President Obama said on Monday that he wants to raise taxes, to the tune of $1.5 trillion. A tax hike of this magnitude is an unusually bad idea, even from a president who specializes in bad ideas, and Republicans responded as they often do to Obama’s proposals: with a thunderous roar of “not on your life,” or words to that effect.

The president tried to disguise his call for a massive tax hike as a first step toward tax reform but several Republicans, including Sen. Olympia Snowe, called him on it.

Snowe’s statement in response to Obama’s speech touting his so-called “deficit reduction” plan was concise and thoughtful, and went beyond the just plain “no” we’ve come to expect from the president’s opponents.

We yield to the senior senator from Maine:

“I welcome the president’s call for Congress to undertake a comprehensive overhaul of our tax code. I urged the president more than two years ago to begin the debate on tax reform because the current code is too complex and too onerous.
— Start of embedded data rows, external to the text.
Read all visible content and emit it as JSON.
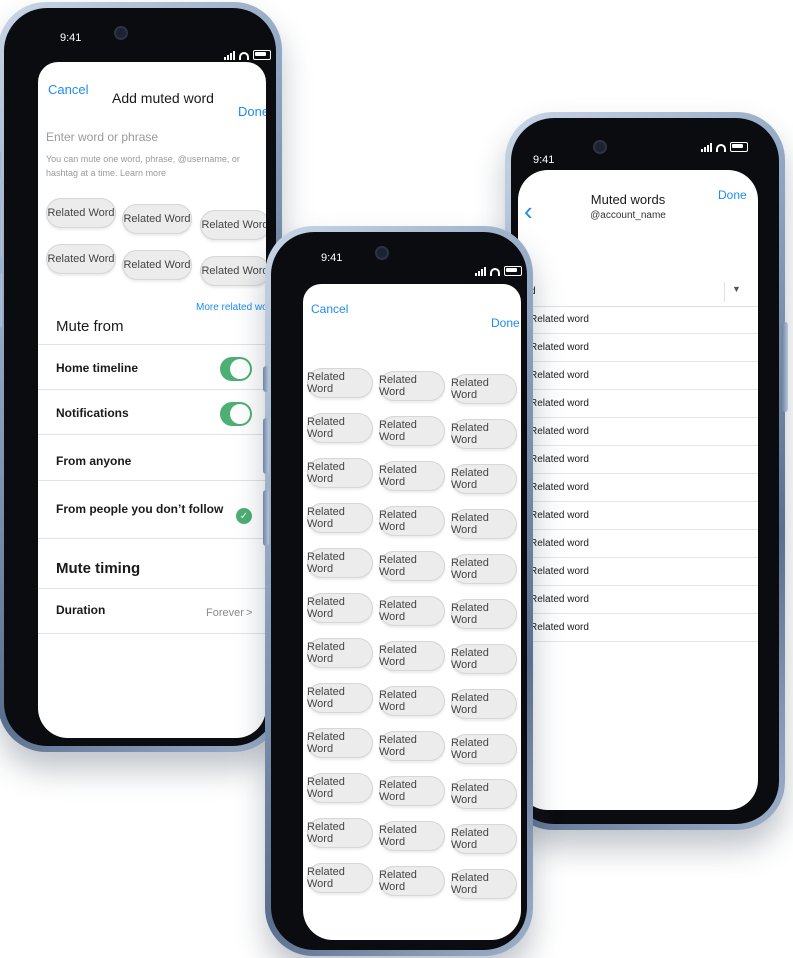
{
  "phone1": {
    "time": "9:41",
    "cancel": "Cancel",
    "title": "Add muted word",
    "done": "Done",
    "placeholder": "Enter word or phrase",
    "help": "You can mute one word, phrase, @username, or hashtag at a time. Learn more",
    "chips": [
      "Related Word",
      "Related Word",
      "Related Word",
      "Related Word",
      "Related Word",
      "Related Word"
    ],
    "more_related": "More related words",
    "mute_from": "Mute from",
    "home_timeline": "Home timeline",
    "notifications": "Notifications",
    "from_anyone": "From anyone",
    "from_people": "From people you don’t follow",
    "mute_timing": "Mute timing",
    "duration": "Duration",
    "duration_value": "Forever",
    "chevron": ">"
  },
  "phone2": {
    "time": "9:41",
    "cancel": "Cancel",
    "done": "Done",
    "chip_label": "Related Word"
  },
  "phone3": {
    "time": "9:41",
    "title": "Muted words",
    "account": "@account_name",
    "done": "Done",
    "dropdown_value": "d",
    "items": [
      "Related word",
      "Related word",
      "Related word",
      "Related word",
      "Related word",
      "Related word",
      "Related word",
      "Related word",
      "Related word",
      "Related word",
      "Related word",
      "Related word"
    ]
  },
  "colors": {
    "accent": "#1d8cf0",
    "toggle_on": "#4caf73"
  }
}
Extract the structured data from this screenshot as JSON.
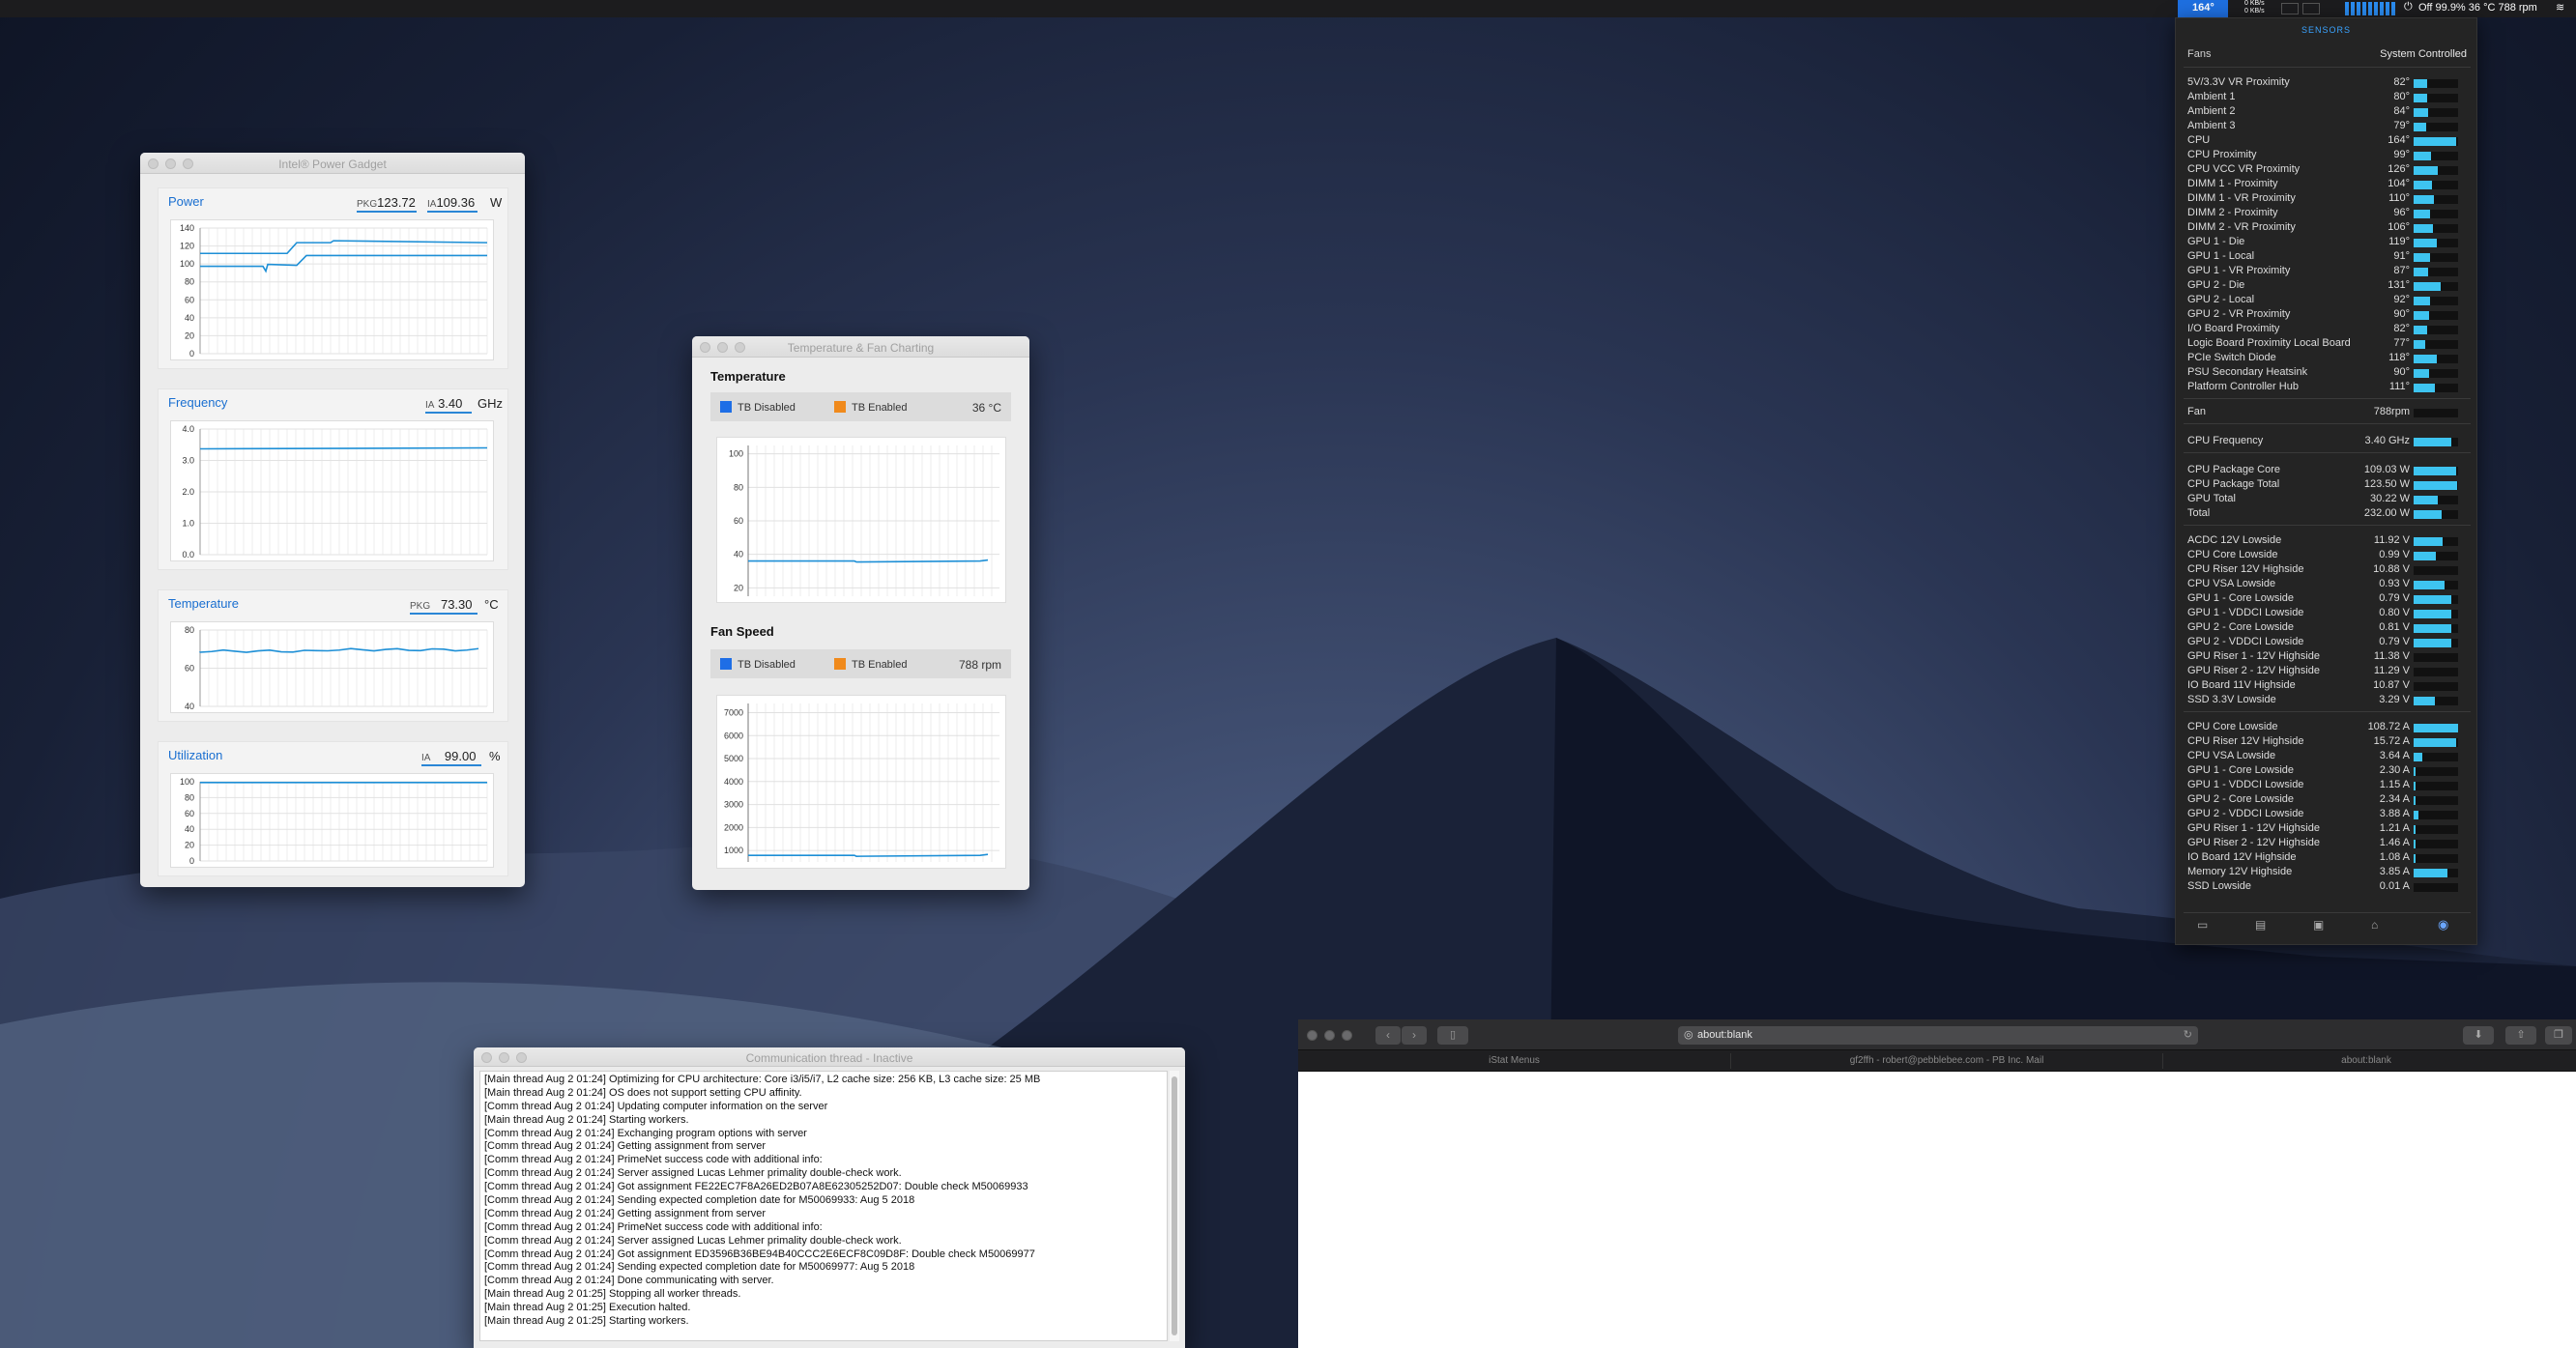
{
  "menubar": {
    "cpu_temp": "164°",
    "net_up": "0 KB/s",
    "net_down": "0 KB/s",
    "status": "Off 99.9% 36 °C 788 rpm"
  },
  "power_gadget": {
    "title": "Intel® Power Gadget",
    "power": {
      "label": "Power",
      "pkg_prefix": "PKG",
      "pkg_value": "123.72",
      "ia_prefix": "IA",
      "ia_value": "109.36",
      "unit": "W",
      "ticks": [
        "140",
        "120",
        "100",
        "80",
        "60",
        "40",
        "20",
        "0"
      ],
      "pkg_level": 123.72,
      "ia_level": 109.36,
      "max": 140
    },
    "frequency": {
      "label": "Frequency",
      "ia_prefix": "IA",
      "ia_value": "3.40",
      "unit": "GHz",
      "ticks": [
        "4.0",
        "3.0",
        "2.0",
        "1.0",
        "0.0"
      ],
      "level": 3.4,
      "max": 4.0
    },
    "temperature": {
      "label": "Temperature",
      "pkg_prefix": "PKG",
      "pkg_value": "73.30",
      "unit": "°C",
      "ticks": [
        "80",
        "60",
        "40"
      ],
      "level": 73.3,
      "max": 88,
      "min": 35
    },
    "utilization": {
      "label": "Utilization",
      "ia_prefix": "IA",
      "ia_value": "99.00",
      "unit": "%",
      "ticks": [
        "100",
        "80",
        "60",
        "40",
        "20",
        "0"
      ],
      "level": 99,
      "max": 100
    }
  },
  "temp_fan": {
    "title": "Temperature & Fan Charting",
    "temperature": {
      "heading": "Temperature",
      "legend_disabled": "TB Disabled",
      "legend_enabled": "TB Enabled",
      "current": "36 °C",
      "ticks": [
        "100",
        "80",
        "60",
        "40",
        "20"
      ],
      "level": 36,
      "min": 15,
      "max": 105
    },
    "fan": {
      "heading": "Fan Speed",
      "legend_disabled": "TB Disabled",
      "legend_enabled": "TB Enabled",
      "current": "788 rpm",
      "ticks": [
        "7000",
        "6000",
        "5000",
        "4000",
        "3000",
        "2000",
        "1000"
      ],
      "level": 788,
      "min": 500,
      "max": 7400
    },
    "color_disabled": "#1e6ee6",
    "color_enabled": "#f08a1c"
  },
  "comm": {
    "title": "Communication thread - Inactive",
    "lines": [
      "[Main thread Aug 2 01:24] Optimizing for CPU architecture: Core i3/i5/i7, L2 cache size: 256 KB, L3 cache size: 25 MB",
      "[Main thread Aug 2 01:24] OS does not support setting CPU affinity.",
      "[Comm thread Aug 2 01:24] Updating computer information on the server",
      "[Main thread Aug 2 01:24] Starting workers.",
      "[Comm thread Aug 2 01:24] Exchanging program options with server",
      "[Comm thread Aug 2 01:24] Getting assignment from server",
      "[Comm thread Aug 2 01:24] PrimeNet success code with additional info:",
      "[Comm thread Aug 2 01:24] Server assigned Lucas Lehmer primality double-check work.",
      "[Comm thread Aug 2 01:24] Got assignment FE22EC7F8A26ED2B07A8E62305252D07: Double check M50069933",
      "[Comm thread Aug 2 01:24] Sending expected completion date for M50069933: Aug  5 2018",
      "[Comm thread Aug 2 01:24] Getting assignment from server",
      "[Comm thread Aug 2 01:24] PrimeNet success code with additional info:",
      "[Comm thread Aug 2 01:24] Server assigned Lucas Lehmer primality double-check work.",
      "[Comm thread Aug 2 01:24] Got assignment ED3596B36BE94B40CCC2E6ECF8C09D8F: Double check M50069977",
      "[Comm thread Aug 2 01:24] Sending expected completion date for M50069977: Aug  5 2018",
      "[Comm thread Aug 2 01:24] Done communicating with server.",
      "[Main thread Aug 2 01:25] Stopping all worker threads.",
      "[Main thread Aug 2 01:25] Execution halted.",
      "[Main thread Aug 2 01:25] Starting workers."
    ]
  },
  "istat": {
    "header": "SENSORS",
    "fans_label": "Fans",
    "fans_mode": "System Controlled",
    "temps": [
      {
        "name": "5V/3.3V VR Proximity",
        "value": "82°",
        "pct": 0.3
      },
      {
        "name": "Ambient 1",
        "value": "80°",
        "pct": 0.3
      },
      {
        "name": "Ambient 2",
        "value": "84°",
        "pct": 0.32
      },
      {
        "name": "Ambient 3",
        "value": "79°",
        "pct": 0.28
      },
      {
        "name": "CPU",
        "value": "164°",
        "pct": 0.95
      },
      {
        "name": "CPU Proximity",
        "value": "99°",
        "pct": 0.4
      },
      {
        "name": "CPU VCC VR Proximity",
        "value": "126°",
        "pct": 0.55
      },
      {
        "name": "DIMM 1 - Proximity",
        "value": "104°",
        "pct": 0.42
      },
      {
        "name": "DIMM 1 - VR Proximity",
        "value": "110°",
        "pct": 0.46
      },
      {
        "name": "DIMM 2 - Proximity",
        "value": "96°",
        "pct": 0.38
      },
      {
        "name": "DIMM 2 - VR Proximity",
        "value": "106°",
        "pct": 0.44
      },
      {
        "name": "GPU 1 - Die",
        "value": "119°",
        "pct": 0.52
      },
      {
        "name": "GPU 1 - Local",
        "value": "91°",
        "pct": 0.36
      },
      {
        "name": "GPU 1 - VR Proximity",
        "value": "87°",
        "pct": 0.33
      },
      {
        "name": "GPU 2 - Die",
        "value": "131°",
        "pct": 0.6
      },
      {
        "name": "GPU 2 - Local",
        "value": "92°",
        "pct": 0.36
      },
      {
        "name": "GPU 2 - VR Proximity",
        "value": "90°",
        "pct": 0.35
      },
      {
        "name": "I/O Board Proximity",
        "value": "82°",
        "pct": 0.3
      },
      {
        "name": "Logic Board Proximity Local Board",
        "value": "77°",
        "pct": 0.27
      },
      {
        "name": "PCIe Switch Diode",
        "value": "118°",
        "pct": 0.52
      },
      {
        "name": "PSU Secondary Heatsink",
        "value": "90°",
        "pct": 0.35
      },
      {
        "name": "Platform Controller Hub",
        "value": "111°",
        "pct": 0.47
      }
    ],
    "fan": {
      "name": "Fan",
      "value": "788rpm",
      "pct": 0.0
    },
    "cpu_freq": {
      "name": "CPU Frequency",
      "value": "3.40 GHz",
      "pct": 0.85
    },
    "power": [
      {
        "name": "CPU Package Core",
        "value": "109.03 W",
        "pct": 0.95
      },
      {
        "name": "CPU Package Total",
        "value": "123.50 W",
        "pct": 0.98
      },
      {
        "name": "GPU Total",
        "value": "30.22 W",
        "pct": 0.55
      },
      {
        "name": "Total",
        "value": "232.00 W",
        "pct": 0.62
      }
    ],
    "voltages": [
      {
        "name": "ACDC 12V Lowside",
        "value": "11.92 V",
        "pct": 0.65
      },
      {
        "name": "CPU Core Lowside",
        "value": "0.99 V",
        "pct": 0.5
      },
      {
        "name": "CPU Riser 12V Highside",
        "value": "10.88 V",
        "pct": 0.0
      },
      {
        "name": "CPU VSA Lowside",
        "value": "0.93 V",
        "pct": 0.7
      },
      {
        "name": "GPU 1 - Core Lowside",
        "value": "0.79 V",
        "pct": 0.85
      },
      {
        "name": "GPU 1 - VDDCI Lowside",
        "value": "0.80 V",
        "pct": 0.85
      },
      {
        "name": "GPU 2 - Core Lowside",
        "value": "0.81 V",
        "pct": 0.85
      },
      {
        "name": "GPU 2 - VDDCI Lowside",
        "value": "0.79 V",
        "pct": 0.85
      },
      {
        "name": "GPU Riser 1 - 12V Highside",
        "value": "11.38 V",
        "pct": 0.0
      },
      {
        "name": "GPU Riser 2 - 12V Highside",
        "value": "11.29 V",
        "pct": 0.0
      },
      {
        "name": "IO Board 11V Highside",
        "value": "10.87 V",
        "pct": 0.0
      },
      {
        "name": "SSD 3.3V Lowside",
        "value": "3.29 V",
        "pct": 0.48
      }
    ],
    "currents": [
      {
        "name": "CPU Core Lowside",
        "value": "108.72 A",
        "pct": 1.0
      },
      {
        "name": "CPU Riser 12V Highside",
        "value": "15.72 A",
        "pct": 0.95
      },
      {
        "name": "CPU VSA Lowside",
        "value": "3.64 A",
        "pct": 0.2
      },
      {
        "name": "GPU 1 - Core Lowside",
        "value": "2.30 A",
        "pct": 0.05
      },
      {
        "name": "GPU 1 - VDDCI Lowside",
        "value": "1.15 A",
        "pct": 0.05
      },
      {
        "name": "GPU 2 - Core Lowside",
        "value": "2.34 A",
        "pct": 0.05
      },
      {
        "name": "GPU 2 - VDDCI Lowside",
        "value": "3.88 A",
        "pct": 0.1
      },
      {
        "name": "GPU Riser 1 - 12V Highside",
        "value": "1.21 A",
        "pct": 0.05
      },
      {
        "name": "GPU Riser 2 - 12V Highside",
        "value": "1.46 A",
        "pct": 0.05
      },
      {
        "name": "IO Board 12V Highside",
        "value": "1.08 A",
        "pct": 0.05
      },
      {
        "name": "Memory 12V Highside",
        "value": "3.85 A",
        "pct": 0.75
      },
      {
        "name": "SSD Lowside",
        "value": "0.01 A",
        "pct": 0.0
      }
    ]
  },
  "safari": {
    "address": "about:blank",
    "tabs": [
      "iStat Menus",
      "gf2ffh - robert@pebblebee.com - PB Inc. Mail",
      "about:blank"
    ]
  }
}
“Unfortunately, the president’s call to raise taxes during this time of economic tumult threatens to chill opportunities for recovery. Raising taxes is both a bad idea for the economy and the wrong way to address our deficits and debt.

THREE REASONS

“First, increasing taxes would slow or strangle what little growth we are seeing in our all-too-weak economy that experienced an anemic 0.4 percent growth rate in the first quarter and 1 percent growth rate in the second quarter of this year.

“Secondly, it would stifle job creation – 50 percent of the income above $250,000 per year is attributable to small businesses, and small businesses create at least 60 percent of all new jobs.

“We already have an unemployment rate persistently above 9 percent and increasing taxes would worsen rather than improve the unacceptable level of joblessness in America.

“Third, we have witnessed not only a large growth in debt over the past decade but a massive acceleration of debt most recently, with $2 trillion in new debt added just in the last two years. Clearly, spending is the problem, so why would more taxes be the solution?

“We cannot ask the American people to pay more than they already do in order to paper over the debt problems that Congress created; it is up to us to fix the spending problem, not retroactively justify it by making people pay increased taxes.”

We quote Sen. Snowe’s statement not only because it’s reasonable – as opposed to the overheated political rhetoric that’s so prevalent nowadays – but because it makes several important and valid points.

Most important among these: Raising taxes is exactly the wrong thing to do in the midst of “economic tumult.”

Obama knows this, which is why he previously backed off a 2008 campaign pledge to raise taxes on top earners.

But he’s in full 2012 campaign mode now, so he’s back to railing against the “Bush tax cuts” and fostering economic divisiveness among various voter groups – or, as Republicans call it, “class warfare.”

MISSED OPPORTUNITY

And that’s unfortunate, because the president could have used the speech to offer realistic proposals to address the nation’s debt and help pay for his $447 billion plan to stimulate the economy and boost employment.

That plan actually features some good ideas and offers a solid framework for potential compromise with Republicans.

The tax plan he offered as a follow-up will go nowhere in Congress and will most likely take his jobs program down with it.

What the president really needs to do is get on board with the concept of meaningful tax reform. Raising taxes on certain income groups, cutting them on others, giving a loophole here, taking away a loophole there – it’s all a smoke-and-mirrors trick that further complicates a too-complicated tax code.

We need a complete overhaul of the nation’s tax policy. We need to lower individual and corporate tax rates, eliminate all the loopholes that allow favored groups to avoid paying their fair share – and we need to stop tinkering with the system.

It’s been said again and again, but we’ll repeat it: The biggest enemy of economic progress is uncertainty. We should make taxes – and, while we’re at it, regulations – as simple and predictable as possible.

It wouldn’t be that difficult, if politicians and bureaucrats in Washington would agree to stop manipulating the tax code to serve their political self-interest instead of the economic interests of the country.

That’s the plan Obama should have proposed on Monday. Instead, he handed Republicans one more excuse to say “not on your life,” or words to that effect.